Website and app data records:
<<<<

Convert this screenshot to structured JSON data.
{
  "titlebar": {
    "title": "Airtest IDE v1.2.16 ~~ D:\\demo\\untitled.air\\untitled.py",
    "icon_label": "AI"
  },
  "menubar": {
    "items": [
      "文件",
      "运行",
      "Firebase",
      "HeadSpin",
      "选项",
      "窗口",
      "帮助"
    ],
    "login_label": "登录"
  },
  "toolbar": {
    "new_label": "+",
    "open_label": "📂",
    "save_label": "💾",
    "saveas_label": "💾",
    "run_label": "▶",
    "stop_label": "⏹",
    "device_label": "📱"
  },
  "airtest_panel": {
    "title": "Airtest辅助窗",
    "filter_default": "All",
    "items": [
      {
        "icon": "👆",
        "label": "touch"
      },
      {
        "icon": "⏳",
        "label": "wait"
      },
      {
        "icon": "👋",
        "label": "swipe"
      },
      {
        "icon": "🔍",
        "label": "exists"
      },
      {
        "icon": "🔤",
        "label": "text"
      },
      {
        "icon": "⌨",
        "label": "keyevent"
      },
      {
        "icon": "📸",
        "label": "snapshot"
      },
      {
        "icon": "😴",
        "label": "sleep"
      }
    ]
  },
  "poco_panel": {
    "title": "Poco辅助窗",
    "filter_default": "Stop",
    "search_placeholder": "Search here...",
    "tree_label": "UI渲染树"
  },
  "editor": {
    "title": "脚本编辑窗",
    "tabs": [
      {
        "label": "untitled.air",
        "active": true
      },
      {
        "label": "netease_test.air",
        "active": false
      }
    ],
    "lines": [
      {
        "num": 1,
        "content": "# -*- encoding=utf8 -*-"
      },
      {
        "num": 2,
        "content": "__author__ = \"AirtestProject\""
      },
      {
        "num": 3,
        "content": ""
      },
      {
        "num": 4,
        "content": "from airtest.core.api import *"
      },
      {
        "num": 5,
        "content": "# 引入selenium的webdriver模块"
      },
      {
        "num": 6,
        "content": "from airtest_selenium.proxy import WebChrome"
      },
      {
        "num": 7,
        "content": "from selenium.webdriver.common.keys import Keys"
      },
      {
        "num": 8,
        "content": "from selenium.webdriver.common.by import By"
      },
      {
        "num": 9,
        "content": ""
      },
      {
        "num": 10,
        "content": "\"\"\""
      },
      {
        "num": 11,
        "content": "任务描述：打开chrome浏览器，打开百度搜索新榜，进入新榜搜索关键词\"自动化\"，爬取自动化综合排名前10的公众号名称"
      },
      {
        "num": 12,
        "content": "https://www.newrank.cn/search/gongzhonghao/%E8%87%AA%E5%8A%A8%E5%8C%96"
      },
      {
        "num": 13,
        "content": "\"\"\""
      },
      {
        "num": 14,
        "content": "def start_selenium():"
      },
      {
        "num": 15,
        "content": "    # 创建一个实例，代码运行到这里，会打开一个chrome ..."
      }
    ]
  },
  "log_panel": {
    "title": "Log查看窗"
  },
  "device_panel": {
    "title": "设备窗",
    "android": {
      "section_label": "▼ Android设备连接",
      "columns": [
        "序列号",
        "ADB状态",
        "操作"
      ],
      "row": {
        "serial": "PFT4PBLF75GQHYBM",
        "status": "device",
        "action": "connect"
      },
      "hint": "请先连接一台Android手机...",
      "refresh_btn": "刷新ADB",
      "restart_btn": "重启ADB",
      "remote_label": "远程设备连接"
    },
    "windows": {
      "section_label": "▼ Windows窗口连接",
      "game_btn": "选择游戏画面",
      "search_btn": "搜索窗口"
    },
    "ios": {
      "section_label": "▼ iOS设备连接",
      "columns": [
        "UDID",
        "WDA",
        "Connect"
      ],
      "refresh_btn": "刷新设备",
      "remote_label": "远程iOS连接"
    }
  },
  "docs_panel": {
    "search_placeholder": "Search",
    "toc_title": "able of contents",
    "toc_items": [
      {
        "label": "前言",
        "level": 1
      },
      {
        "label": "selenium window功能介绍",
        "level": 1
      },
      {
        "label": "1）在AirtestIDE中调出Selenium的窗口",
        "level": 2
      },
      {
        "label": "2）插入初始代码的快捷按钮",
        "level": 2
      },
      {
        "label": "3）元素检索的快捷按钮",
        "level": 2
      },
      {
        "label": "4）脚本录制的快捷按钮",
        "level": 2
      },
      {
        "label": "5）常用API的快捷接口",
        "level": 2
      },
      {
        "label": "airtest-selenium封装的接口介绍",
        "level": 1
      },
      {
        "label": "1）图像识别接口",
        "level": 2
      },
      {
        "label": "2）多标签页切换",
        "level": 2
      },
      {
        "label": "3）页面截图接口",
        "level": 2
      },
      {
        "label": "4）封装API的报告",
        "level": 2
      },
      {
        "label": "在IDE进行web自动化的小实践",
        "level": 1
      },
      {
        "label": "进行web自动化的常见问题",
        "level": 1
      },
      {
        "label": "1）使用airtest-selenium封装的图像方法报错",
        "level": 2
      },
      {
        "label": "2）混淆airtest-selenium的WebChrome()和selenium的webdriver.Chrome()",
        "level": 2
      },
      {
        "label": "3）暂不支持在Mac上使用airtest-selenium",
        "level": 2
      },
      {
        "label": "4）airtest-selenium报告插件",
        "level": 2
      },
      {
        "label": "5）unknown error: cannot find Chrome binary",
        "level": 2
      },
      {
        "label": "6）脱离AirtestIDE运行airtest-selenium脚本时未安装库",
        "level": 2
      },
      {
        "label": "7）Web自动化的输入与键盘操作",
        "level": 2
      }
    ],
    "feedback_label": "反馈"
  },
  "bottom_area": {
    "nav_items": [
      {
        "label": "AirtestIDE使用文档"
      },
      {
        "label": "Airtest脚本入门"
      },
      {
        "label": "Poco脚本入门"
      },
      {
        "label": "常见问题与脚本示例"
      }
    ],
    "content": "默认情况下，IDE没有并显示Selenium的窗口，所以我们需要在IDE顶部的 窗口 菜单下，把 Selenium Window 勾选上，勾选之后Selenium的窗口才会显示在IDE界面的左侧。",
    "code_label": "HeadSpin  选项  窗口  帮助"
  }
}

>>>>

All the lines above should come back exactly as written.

Response to the exercise
Convert this screenshot to structured JSON data.
{
  "titlebar": {
    "title": "Airtest IDE v1.2.16 ~~ D:\\demo\\untitled.air\\untitled.py",
    "icon_label": "AI"
  },
  "menubar": {
    "items": [
      "文件",
      "运行",
      "Firebase",
      "HeadSpin",
      "选项",
      "窗口",
      "帮助"
    ],
    "login_label": "登录"
  },
  "toolbar": {
    "new_label": "+",
    "open_label": "📂",
    "save_label": "💾",
    "saveas_label": "💾",
    "run_label": "▶",
    "stop_label": "⏹",
    "device_label": "📱"
  },
  "airtest_panel": {
    "title": "Airtest辅助窗",
    "filter_default": "All",
    "items": [
      {
        "icon": "👆",
        "label": "touch"
      },
      {
        "icon": "⏳",
        "label": "wait"
      },
      {
        "icon": "👋",
        "label": "swipe"
      },
      {
        "icon": "🔍",
        "label": "exists"
      },
      {
        "icon": "🔤",
        "label": "text"
      },
      {
        "icon": "⌨",
        "label": "keyevent"
      },
      {
        "icon": "📸",
        "label": "snapshot"
      },
      {
        "icon": "😴",
        "label": "sleep"
      }
    ]
  },
  "poco_panel": {
    "title": "Poco辅助窗",
    "filter_default": "Stop",
    "search_placeholder": "Search here...",
    "tree_label": "UI渲染树"
  },
  "editor": {
    "title": "脚本编辑窗",
    "tabs": [
      {
        "label": "untitled.air",
        "active": true
      },
      {
        "label": "netease_test.air",
        "active": false
      }
    ],
    "lines": [
      {
        "num": 1,
        "content": "# -*- encoding=utf8 -*-"
      },
      {
        "num": 2,
        "content": "__author__ = \"AirtestProject\""
      },
      {
        "num": 3,
        "content": ""
      },
      {
        "num": 4,
        "content": "from airtest.core.api import *"
      },
      {
        "num": 5,
        "content": "# 引入selenium的webdriver模块"
      },
      {
        "num": 6,
        "content": "from airtest_selenium.proxy import WebChrome"
      },
      {
        "num": 7,
        "content": "from selenium.webdriver.common.keys import Keys"
      },
      {
        "num": 8,
        "content": "from selenium.webdriver.common.by import By"
      },
      {
        "num": 9,
        "content": ""
      },
      {
        "num": 10,
        "content": "\"\"\""
      },
      {
        "num": 11,
        "content": "任务描述：打开chrome浏览器，打开百度搜索新榜，进入新榜搜索关键词\"自动化\"，爬取自动化综合排名前10的公众号名称"
      },
      {
        "num": 12,
        "content": "https://www.newrank.cn/search/gongzhonghao/%E8%87%AA%E5%8A%A8%E5%8C%96"
      },
      {
        "num": 13,
        "content": "\"\"\""
      },
      {
        "num": 14,
        "content": "def start_selenium():"
      },
      {
        "num": 15,
        "content": "    # 创建一个实例，代码运行到这里，会打开一个chrome ..."
      }
    ]
  },
  "log_panel": {
    "title": "Log查看窗"
  },
  "device_panel": {
    "title": "设备窗",
    "android": {
      "section_label": "▼ Android设备连接",
      "columns": [
        "序列号",
        "ADB状态",
        "操作"
      ],
      "row": {
        "serial": "PFT4PBLF75GQHYBM",
        "status": "device",
        "action": "connect"
      },
      "hint": "请先连接一台Android手机...",
      "refresh_btn": "刷新ADB",
      "restart_btn": "重启ADB",
      "remote_label": "远程设备连接"
    },
    "windows": {
      "section_label": "▼ Windows窗口连接",
      "game_btn": "选择游戏画面",
      "search_btn": "搜索窗口"
    },
    "ios": {
      "section_label": "▼ iOS设备连接",
      "columns": [
        "UDID",
        "WDA",
        "Connect"
      ],
      "refresh_btn": "刷新设备",
      "remote_label": "远程iOS连接"
    }
  },
  "docs_panel": {
    "search_placeholder": "Search",
    "toc_title": "able of contents",
    "toc_items": [
      {
        "label": "前言",
        "level": 1
      },
      {
        "label": "selenium window功能介绍",
        "level": 1
      },
      {
        "label": "1）在AirtestIDE中调出Selenium的窗口",
        "level": 2
      },
      {
        "label": "2）插入初始代码的快捷按钮",
        "level": 2
      },
      {
        "label": "3）元素检索的快捷按钮",
        "level": 2
      },
      {
        "label": "4）脚本录制的快捷按钮",
        "level": 2
      },
      {
        "label": "5）常用API的快捷接口",
        "level": 2
      },
      {
        "label": "airtest-selenium封装的接口介绍",
        "level": 1
      },
      {
        "label": "1）图像识别接口",
        "level": 2
      },
      {
        "label": "2）多标签页切换",
        "level": 2
      },
      {
        "label": "3）页面截图接口",
        "level": 2
      },
      {
        "label": "4）封装API的报告",
        "level": 2
      },
      {
        "label": "在IDE进行web自动化的小实践",
        "level": 1
      },
      {
        "label": "进行web自动化的常见问题",
        "level": 1
      },
      {
        "label": "1）使用airtest-selenium封装的图像方法报错",
        "level": 2
      },
      {
        "label": "2）混淆airtest-selenium的WebChrome()和selenium的webdriver.Chrome()",
        "level": 2
      },
      {
        "label": "3）暂不支持在Mac上使用airtest-selenium",
        "level": 2
      },
      {
        "label": "4）airtest-selenium报告插件",
        "level": 2
      },
      {
        "label": "5）unknown error: cannot find Chrome binary",
        "level": 2
      },
      {
        "label": "6）脱离AirtestIDE运行airtest-selenium脚本时未安装库",
        "level": 2
      },
      {
        "label": "7）Web自动化的输入与键盘操作",
        "level": 2
      }
    ],
    "feedback_label": "反馈"
  },
  "bottom_area": {
    "nav_items": [
      {
        "label": "AirtestIDE使用文档"
      },
      {
        "label": "Airtest脚本入门"
      },
      {
        "label": "Poco脚本入门"
      },
      {
        "label": "常见问题与脚本示例"
      }
    ],
    "content": "默认情况下，IDE没有并显示Selenium的窗口，所以我们需要在IDE顶部的 窗口 菜单下，把 Selenium Window 勾选上，勾选之后Selenium的窗口才会显示在IDE界面的左侧。",
    "code_label": "HeadSpin  选项  窗口  帮助"
  }
}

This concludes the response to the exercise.